Just Do It.
It is truly brilliant in its simplicity. The advertising slogan is as well-known today as when it was conceived 26 years ago. It reinforces the intuitive notion that if you want to get good at anything you need to get in the game and go. It is the same mentality that has helped fuel the rise of youth sports over the past 25 years, the expansion of AAU, sport specialization and year-round play.
People buy the shoes and they buy the motto. Unfortunately, an extension of this mentality has also led to a dearth of fundamentals, defense and selfless play.
Because no matter how many games you play, or how much you “Just Do It” you are missing a large part of sports. Games and scrimmages have their place, but they are very little help in preparation.
Says 489 wins. Specifically the 489 wins collected by the most successful football coach in the history of the game.
Hall of fame coach John Gagliardi specifically, the man who led Minnesota’s St. John’s football team to 27 conference titles and four national titles over 60 years. Retiring in 2012, the winningest coach in all of football did it all with a singular focus — Execution. If you hope to play for Gagliardi you must prepare diligently, drill on fundamentals, concentrate, know your job and work on executing it flawlessly.
So wrapped up in fundamentals was Gagliardi that he didn’t even allow full contact at practice. Players at St. John’s wore shorts to practice and drilled on execution up the point of the tackle and then stopped. Drilling over and over again until it was second nature. No full-contact scrimmaging, just reps. Enough reps that it probably couldn’t have worked if done full contact, lest they hire extra trainers.
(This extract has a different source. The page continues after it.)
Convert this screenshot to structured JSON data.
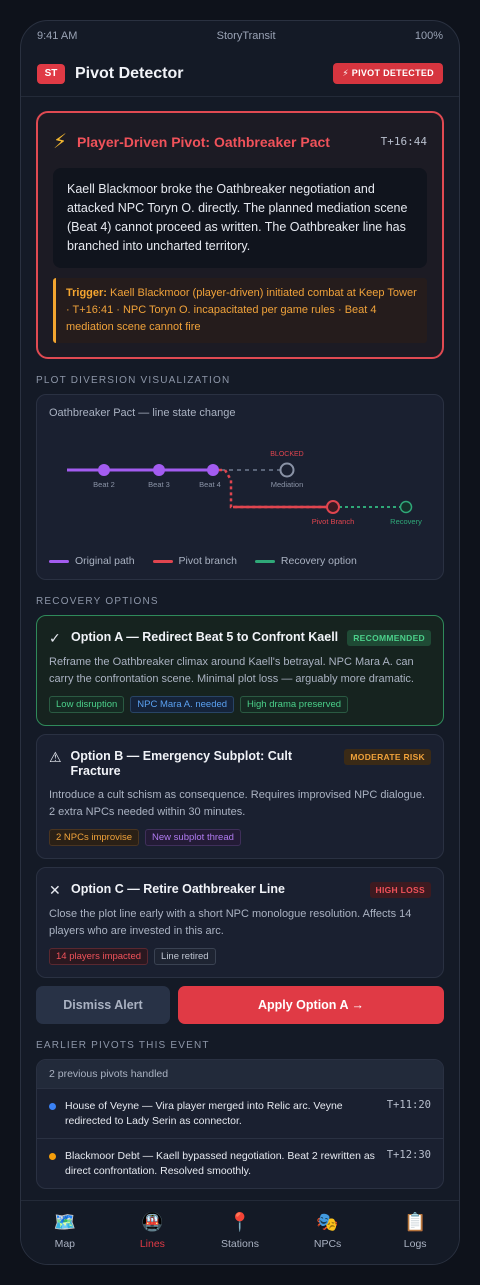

The point was to learn sound fundamentals then get down and do it again and again, until you get it right. By saving hits for Saturday, you ended up not only prepared, but hungry. Gagliardi broke the mold in terms of how he won. But win he did. To show his range, the guy even dabbled as the school’s hockey and track coach for a few seasons, also winning titles in each.
The implications of the “Gagliardi Method” go well beyond sports however. They point to the fact that there is a mental side to every task we do. There are always fundamentals and always skills to practice. If you want to be successful in any task, business, relationship or life itself, it takes work.
You can’t just wing it.
Preparation is the key. The best public speakers do a ton of public speaking, but they also put in their time honing their craft giving speeches to empty rooms and elevator speeches to their dog. Even successful pastors still do daily devotionals and entrepreneurs invest hours in ideas that die. You gotta get your reps in. No matter your craft, you need to define your weaknesses and drill on them.
Quantity breeds quality.
It is all about building fundamentals, so that when your “game day” comes, you are ready. Woody Allen once famously said “80% of life is just showing up”. If you want to end up like Woody Allen, I suggest you to follow his advice. If you want to end up like Gagliardi, I suggest this alternative approach.